August 9, 2011
Hossam and the Egyptian Initiative for Personal Rights have been instrumental in shaping the human rights agenda in Egypt, both during and since the January 2011 uprising. They’ve been a main source of information, analysis, and policy and have led campaigns on institutional reform.
Heba Morayef, researcher, Middle East and North Africa Division

Human Rights Watch's Alison Des Forges Award celebrates the valor of individuals who put their lives on the line to protect the dignity and rights of others. Human Rights Watch collaborates with these courageous activists to create a world in which people live free of violence, discrimination, and oppression.

Hossam Bahgat, founder and director of the Egyptian Initiative for Personal Rights (EIPR), is a leading defender of civil rights and liberties in Egypt. An outspoken critic of the Mubarak government’s violations of basic rights, including abuses committed by Egypt’s powerful security apparatus under the country’s 29-year state of emergency, he played a prominent role as revolution swept Egypt in January and February 2011.

From the beginning of the Tahrir uprising, Bahgat and EIPR documented violence against protesters and prisoners and led a campaign against military trials of civilian protesters.

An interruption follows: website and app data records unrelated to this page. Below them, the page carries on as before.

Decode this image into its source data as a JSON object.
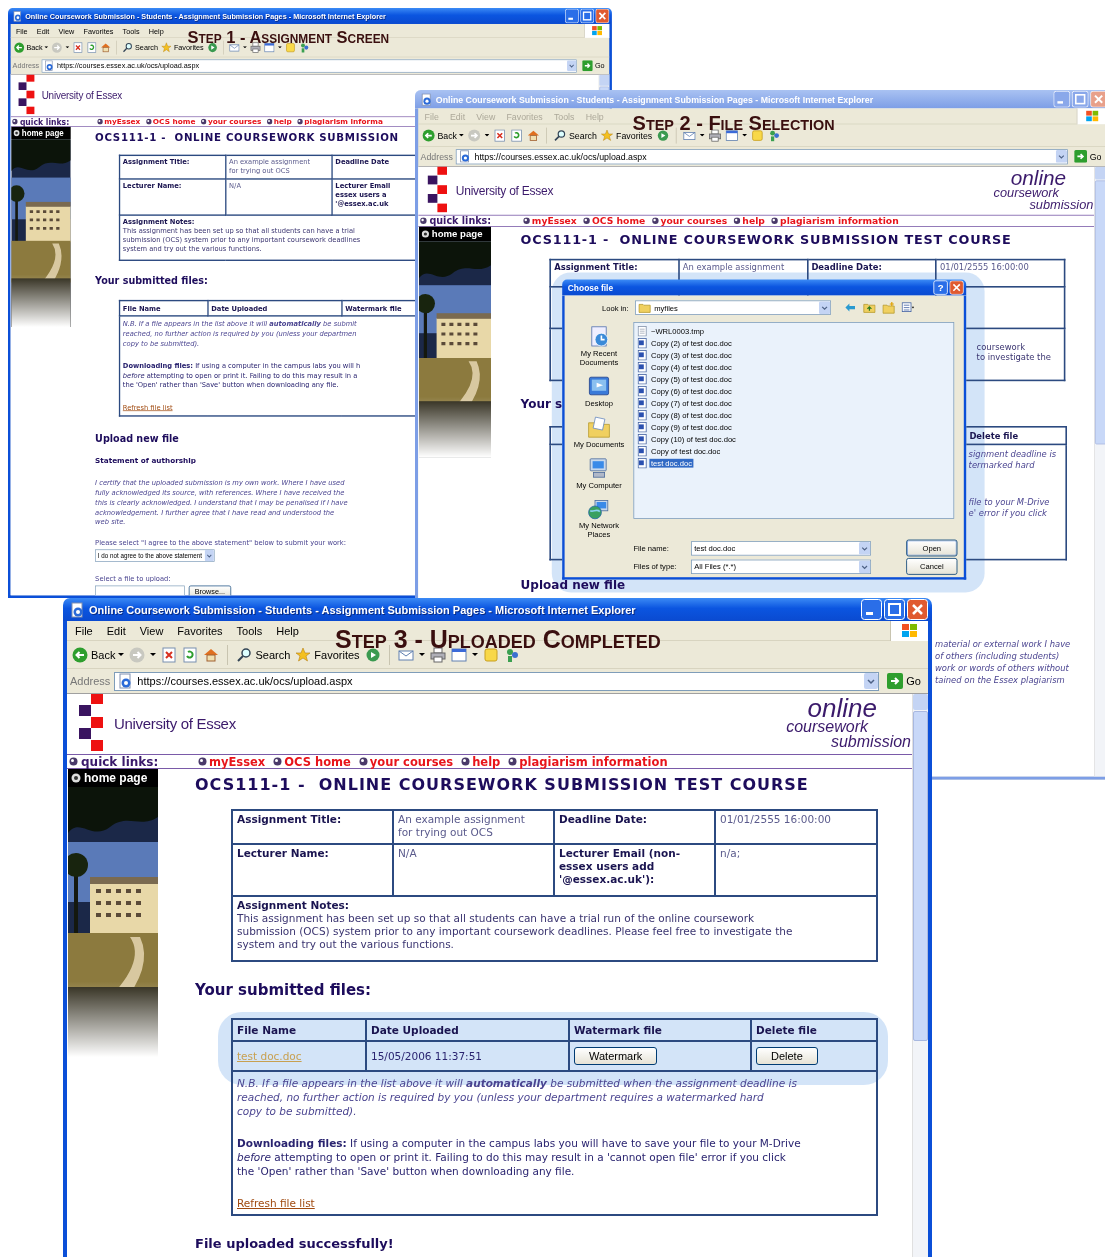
{
  "windows": [
    {
      "active": true,
      "title": "Online Coursework Submission - Students - Assignment Submission Pages - Microsoft Internet Explorer",
      "caption": "Step 1 - Assignment Screen",
      "menu": [
        {
          "label": "File",
          "disabled": false
        },
        {
          "label": "Edit",
          "disabled": false
        },
        {
          "label": "View",
          "disabled": false
        },
        {
          "label": "Favorites",
          "disabled": false
        },
        {
          "label": "Tools",
          "disabled": false
        },
        {
          "label": "Help",
          "disabled": false
        }
      ],
      "toolbar": {
        "back": "Back",
        "search": "Search",
        "favorites": "Favorites"
      },
      "address": {
        "label": "Address",
        "url": "https://courses.essex.ac.uk/ocs/upload.aspx",
        "go": "Go"
      },
      "page": {
        "university": "University of Essex",
        "quick_links_label": "quick links:",
        "quick_links": [
          "myEssex",
          "OCS home",
          "your courses",
          "help",
          "plagiarism informa"
        ],
        "home_page": "home page",
        "photo": {
          "kind": "picture"
        },
        "heading": "OCS111-1 -  ONLINE COURSEWORK SUBMISSION",
        "sections": [
          {
            "kind": "details",
            "rows": [
              {
                "cells": [
                  {
                    "kind": "label",
                    "lines": [
                      "Assignment Title:"
                    ]
                  },
                  {
                    "kind": "value",
                    "lines": [
                      "An example assignment",
                      "for trying out OCS"
                    ]
                  },
                  {
                    "kind": "label",
                    "lines": [
                      "Deadline Date"
                    ]
                  }
                ]
              },
              {
                "cells": [
                  {
                    "kind": "label",
                    "lines": [
                      "Lecturer Name:"
                    ]
                  },
                  {
                    "kind": "value",
                    "lines": [
                      "N/A"
                    ]
                  },
                  {
                    "kind": "label",
                    "lines": [
                      "Lecturer Email",
                      "essex users a",
                      "'@essex.ac.uk"
                    ]
                  }
                ]
              }
            ],
            "notes": {
              "label": "Assignment Notes:",
              "lines": [
                "This assignment has been set up so that all students can have a trial",
                "submission (OCS) system prior to any important coursework deadlines",
                "system and try out the various functions."
              ]
            }
          },
          {
            "kind": "subheading",
            "text": "Your submitted files:"
          },
          {
            "kind": "files",
            "columns": [
              "File Name",
              "Date Uploaded",
              "Watermark file"
            ],
            "notes": [
              {
                "kind": "italic",
                "lines": [
                  "N.B. If a file appears in the list above it will **automatically** be submit",
                  "reached, no further action is required by you (unless your departmen",
                  "copy to be submitted)."
                ]
              },
              {
                "kind": "plain",
                "lines": [
                  "**Downloading files:** If using a computer in the campus labs you will h",
                  "*before* attempting to open or print it. Failing to do this may result in a",
                  "the 'Open' rather than 'Save' button when downloading any file."
                ]
              }
            ],
            "refresh": "Refresh file list"
          },
          {
            "kind": "upload",
            "heading": "Upload new file",
            "statement_heading": "Statement of authorship",
            "statement": [
              "I certify that the uploaded submission is my own work. Where I have used",
              "fully acknowledged its source, with references. Where I have received the",
              "this is clearly acknowledged. I understand that I may be penalised if I have",
              "acknowledgement. I further agree that I have read and understood the",
              "web site."
            ],
            "prompt": "Please select \"I agree to the above statement\" below to submit your work:",
            "agreement": "I do not agree to the above statement",
            "file_prompt": "Select a file to upload:",
            "browse": "Browse..."
          }
        ]
      }
    },
    {
      "active": false,
      "title": "Online Coursework Submission - Students - Assignment Submission Pages - Microsoft Internet Explorer",
      "caption": "Step 2 - File Selection",
      "menu": [
        {
          "label": "File",
          "disabled": true
        },
        {
          "label": "Edit",
          "disabled": true
        },
        {
          "label": "View",
          "disabled": true
        },
        {
          "label": "Favorites",
          "disabled": true
        },
        {
          "label": "Tools",
          "disabled": true
        },
        {
          "label": "Help",
          "disabled": true
        }
      ],
      "toolbar": {
        "back": "Back",
        "search": "Search",
        "favorites": "Favorites"
      },
      "address": {
        "label": "Address",
        "url": "https://courses.essex.ac.uk/ocs/upload.aspx",
        "go": "Go"
      },
      "page": {
        "university": "University of Essex",
        "brand": [
          "online",
          "coursework",
          "submission"
        ],
        "quick_links_label": "quick links:",
        "quick_links": [
          "myEssex",
          "OCS home",
          "your courses",
          "help",
          "plagiarism information"
        ],
        "home_page": "home page",
        "photo": {
          "kind": "picture"
        },
        "heading": "OCS111-1 -  ONLINE COURSEWORK SUBMISSION TEST COURSE",
        "sections": [
          {
            "kind": "details-covered",
            "first_row": [
              {
                "kind": "label",
                "lines": [
                  "Assignment Title:"
                ]
              },
              {
                "kind": "value",
                "lines": [
                  "An example assignment"
                ]
              },
              {
                "kind": "label",
                "lines": [
                  "Deadline Date:"
                ]
              },
              {
                "kind": "value",
                "lines": [
                  "01/01/2555 16:00:00"
                ]
              }
            ],
            "notes_tail": [
              "coursework",
              "to investigate the"
            ]
          },
          {
            "kind": "subheading",
            "text": "Your s"
          },
          {
            "kind": "files-covered",
            "last_column": "Delete file",
            "notes_tail": [
              [
                "signment deadline is",
                "termarked hard"
              ],
              [
                "file to your M-Drive",
                "e' error if you click"
              ]
            ]
          },
          {
            "kind": "upload-covered",
            "heading": "Upload new file",
            "statement_tail": [
              "material or external work I have",
              "of others (including students)",
              "work or words of others without",
              "tained on the Essex plagiarism"
            ]
          }
        ]
      },
      "dialog": {
        "title": "Choose file",
        "help": "?",
        "highlighted": true,
        "look_in_label": "Look in:",
        "look_in": "myfiles",
        "places": [
          {
            "label": "My Recent Documents",
            "kind": "recent"
          },
          {
            "label": "Desktop",
            "kind": "desktop"
          },
          {
            "label": "My Documents",
            "kind": "documents"
          },
          {
            "label": "My Computer",
            "kind": "computer"
          },
          {
            "label": "My Network Places",
            "kind": "network"
          }
        ],
        "files": [
          {
            "name": "~WRL0003.tmp",
            "kind": "tmp",
            "selected": false
          },
          {
            "name": "Copy (2) of test doc.doc",
            "kind": "doc",
            "selected": false
          },
          {
            "name": "Copy (3) of test doc.doc",
            "kind": "doc",
            "selected": false
          },
          {
            "name": "Copy (4) of test doc.doc",
            "kind": "doc",
            "selected": false
          },
          {
            "name": "Copy (5) of test doc.doc",
            "kind": "doc",
            "selected": false
          },
          {
            "name": "Copy (6) of test doc.doc",
            "kind": "doc",
            "selected": false
          },
          {
            "name": "Copy (7) of test doc.doc",
            "kind": "doc",
            "selected": false
          },
          {
            "name": "Copy (8) of test doc.doc",
            "kind": "doc",
            "selected": false
          },
          {
            "name": "Copy (9) of test doc.doc",
            "kind": "doc",
            "selected": false
          },
          {
            "name": "Copy (10) of test doc.doc",
            "kind": "doc",
            "selected": false
          },
          {
            "name": "Copy of test doc.doc",
            "kind": "doc",
            "selected": false
          },
          {
            "name": "test doc.doc",
            "kind": "doc",
            "selected": true
          }
        ],
        "file_name_label": "File name:",
        "file_name": "test doc.doc",
        "file_type_label": "Files of type:",
        "file_type": "All Files (*.*)",
        "buttons": [
          "Open",
          "Cancel"
        ]
      }
    },
    {
      "active": true,
      "title": "Online Coursework Submission - Students - Assignment Submission Pages - Microsoft Internet Explorer",
      "caption": "Step 3 - Uploaded Completed",
      "menu": [
        {
          "label": "File",
          "disabled": false
        },
        {
          "label": "Edit",
          "disabled": false
        },
        {
          "label": "View",
          "disabled": false
        },
        {
          "label": "Favorites",
          "disabled": false
        },
        {
          "label": "Tools",
          "disabled": false
        },
        {
          "label": "Help",
          "disabled": false
        }
      ],
      "toolbar": {
        "back": "Back",
        "search": "Search",
        "favorites": "Favorites"
      },
      "address": {
        "label": "Address",
        "url": "https://courses.essex.ac.uk/ocs/upload.aspx",
        "go": "Go"
      },
      "page": {
        "university": "University of Essex",
        "brand": [
          "online",
          "coursework",
          "submission"
        ],
        "quick_links_label": "quick links:",
        "quick_links": [
          "myEssex",
          "OCS home",
          "your courses",
          "help",
          "plagiarism information"
        ],
        "home_page": "home page",
        "photo": {
          "kind": "picture"
        },
        "heading": "OCS111-1 -  ONLINE COURSEWORK SUBMISSION TEST COURSE",
        "sections": [
          {
            "kind": "details",
            "rows": [
              {
                "cells": [
                  {
                    "kind": "label",
                    "lines": [
                      "Assignment Title:"
                    ]
                  },
                  {
                    "kind": "value",
                    "lines": [
                      "An example assignment",
                      "for trying out OCS"
                    ]
                  },
                  {
                    "kind": "label",
                    "lines": [
                      "Deadline Date:"
                    ]
                  },
                  {
                    "kind": "value",
                    "lines": [
                      "01/01/2555 16:00:00"
                    ]
                  }
                ]
              },
              {
                "cells": [
                  {
                    "kind": "label",
                    "lines": [
                      "Lecturer Name:"
                    ]
                  },
                  {
                    "kind": "value",
                    "lines": [
                      "N/A"
                    ]
                  },
                  {
                    "kind": "label",
                    "lines": [
                      "Lecturer Email (non-",
                      "essex users add",
                      "'@essex.ac.uk'):"
                    ]
                  },
                  {
                    "kind": "value",
                    "lines": [
                      "n/a;"
                    ]
                  }
                ]
              }
            ],
            "notes": {
              "label": "Assignment Notes:",
              "lines": [
                "This assignment has been set up so that all students can have a trial run of the online coursework",
                "submission (OCS) system prior to any important coursework deadlines. Please feel free to investigate the",
                "system and try out the various functions."
              ]
            }
          },
          {
            "kind": "subheading",
            "text": "Your submitted files:"
          },
          {
            "kind": "files",
            "columns": [
              "File Name",
              "Date Uploaded",
              "Watermark file",
              "Delete file"
            ],
            "rows": [
              {
                "file": "test doc.doc",
                "date": "15/05/2006 11:37:51",
                "watermark": "Watermark",
                "delete": "Delete",
                "highlighted": true
              }
            ],
            "notes": [
              {
                "kind": "italic",
                "lines": [
                  "N.B. If a file appears in the list above it will **automatically** be submitted when the assignment deadline is",
                  "reached, no further action is required by you (unless your department requires a watermarked hard",
                  "copy to be submitted)."
                ]
              },
              {
                "kind": "plain",
                "lines": [
                  "**Downloading files:** If using a computer in the campus labs you will have to save your file to your M-Drive",
                  "*before* attempting to open or print it. Failing to do this may result in a 'cannot open file' error if you click",
                  "the 'Open' rather than 'Save' button when downloading any file."
                ]
              }
            ],
            "refresh": "Refresh file list"
          },
          {
            "kind": "message",
            "text": "File uploaded successfully!"
          }
        ]
      }
    }
  ]
}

When President Mubarak was forced out, Bahgat stepped up his efforts, seeking new laws and lasting institutional change to build a more rights-respecting Egypt.  

Bahgat has also courageously defended the right to privacy and he is a champion of religious freedom, working to expose the government’s failure to prosecute sectarian violence against Coptic Christians.

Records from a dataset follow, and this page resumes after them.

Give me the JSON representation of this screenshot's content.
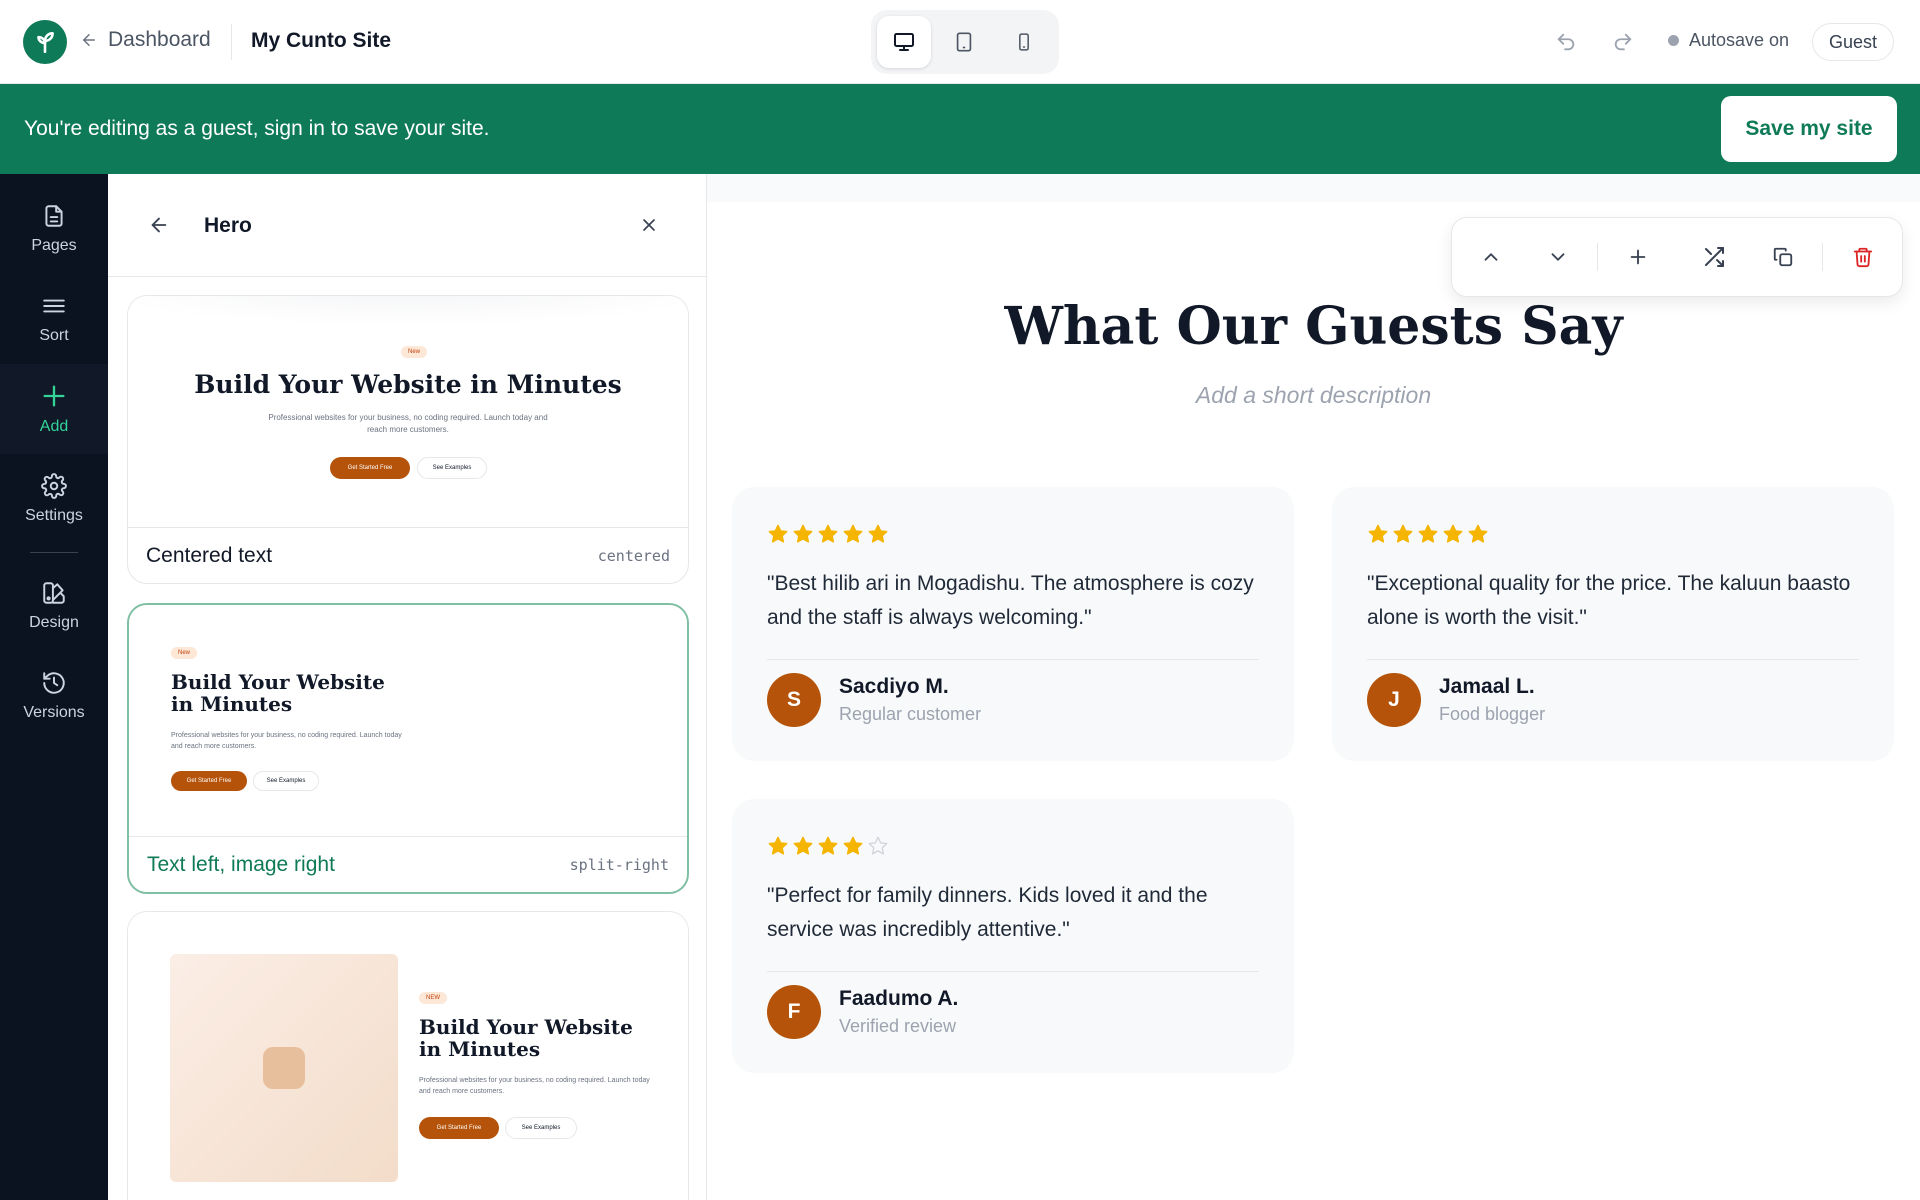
{
  "topbar": {
    "back_label": "Dashboard",
    "site_name": "My Cunto Site",
    "devices": [
      {
        "name": "desktop-icon",
        "active": true
      },
      {
        "name": "tablet-icon",
        "active": false
      },
      {
        "name": "mobile-icon",
        "active": false
      }
    ],
    "autosave_label": "Autosave on",
    "guest_label": "Guest"
  },
  "banner": {
    "text": "You're editing as a guest, sign in to save your site.",
    "save_label": "Save my site"
  },
  "rail": {
    "items": [
      {
        "label": "Pages",
        "icon": "file-icon",
        "active": false
      },
      {
        "label": "Sort",
        "icon": "menu-icon",
        "active": false
      },
      {
        "label": "Add",
        "icon": "plus-icon",
        "active": true
      },
      {
        "label": "Settings",
        "icon": "gear-icon",
        "active": false
      },
      {
        "label": "Design",
        "icon": "palette-icon",
        "active": false
      },
      {
        "label": "Versions",
        "icon": "history-icon",
        "active": false
      }
    ]
  },
  "panel": {
    "title": "Hero",
    "layouts": [
      {
        "label": "Centered text",
        "code": "centered",
        "selected": false,
        "preview": {
          "badge": "New",
          "title": "Build Your Website in Minutes",
          "desc": "Professional websites for your business, no coding required. Launch today and reach more customers.",
          "primary": "Get Started Free",
          "secondary": "See Examples"
        }
      },
      {
        "label": "Text left, image right",
        "code": "split-right",
        "selected": true,
        "preview": {
          "badge": "New",
          "title": "Build Your Website in Minutes",
          "desc": "Professional websites for your business, no coding required. Launch today and reach more customers.",
          "primary": "Get Started Free",
          "secondary": "See Examples"
        }
      },
      {
        "preview": {
          "badge": "NEW",
          "title": "Build Your Website in Minutes",
          "desc": "Professional websites for your business, no coding required. Launch today and reach more customers.",
          "primary": "Get Started Free",
          "secondary": "See Examples"
        }
      }
    ]
  },
  "canvas": {
    "toolbar": [
      "chevron-up-icon",
      "chevron-down-icon",
      "plus-icon",
      "shuffle-icon",
      "copy-icon",
      "trash-icon"
    ],
    "section_title": "What Our Guests Say",
    "section_desc": "Add a short description",
    "reviews": [
      {
        "rating": 5,
        "quote": "\"Best hilib ari in Mogadishu. The atmosphere is cozy and the staff is always welcoming.\"",
        "initial": "S",
        "name": "Sacdiyo M.",
        "role": "Regular customer"
      },
      {
        "rating": 5,
        "quote": "\"Exceptional quality for the price. The kaluun baasto alone is worth the visit.\"",
        "initial": "J",
        "name": "Jamaal L.",
        "role": "Food blogger"
      },
      {
        "rating": 4,
        "quote": "\"Perfect for family dinners. Kids loved it and the service was incredibly attentive.\"",
        "initial": "F",
        "name": "Faadumo A.",
        "role": "Verified review"
      }
    ]
  },
  "colors": {
    "brand": "#0f7a57",
    "accent": "#b45309",
    "star": "#f5b400",
    "danger": "#dc2626"
  }
}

Human Rights Watch honors Hossam Bahgat for upholding the personal freedoms of all Egyptians.


Interview with human rights defender Hossam Bahgat from Cairo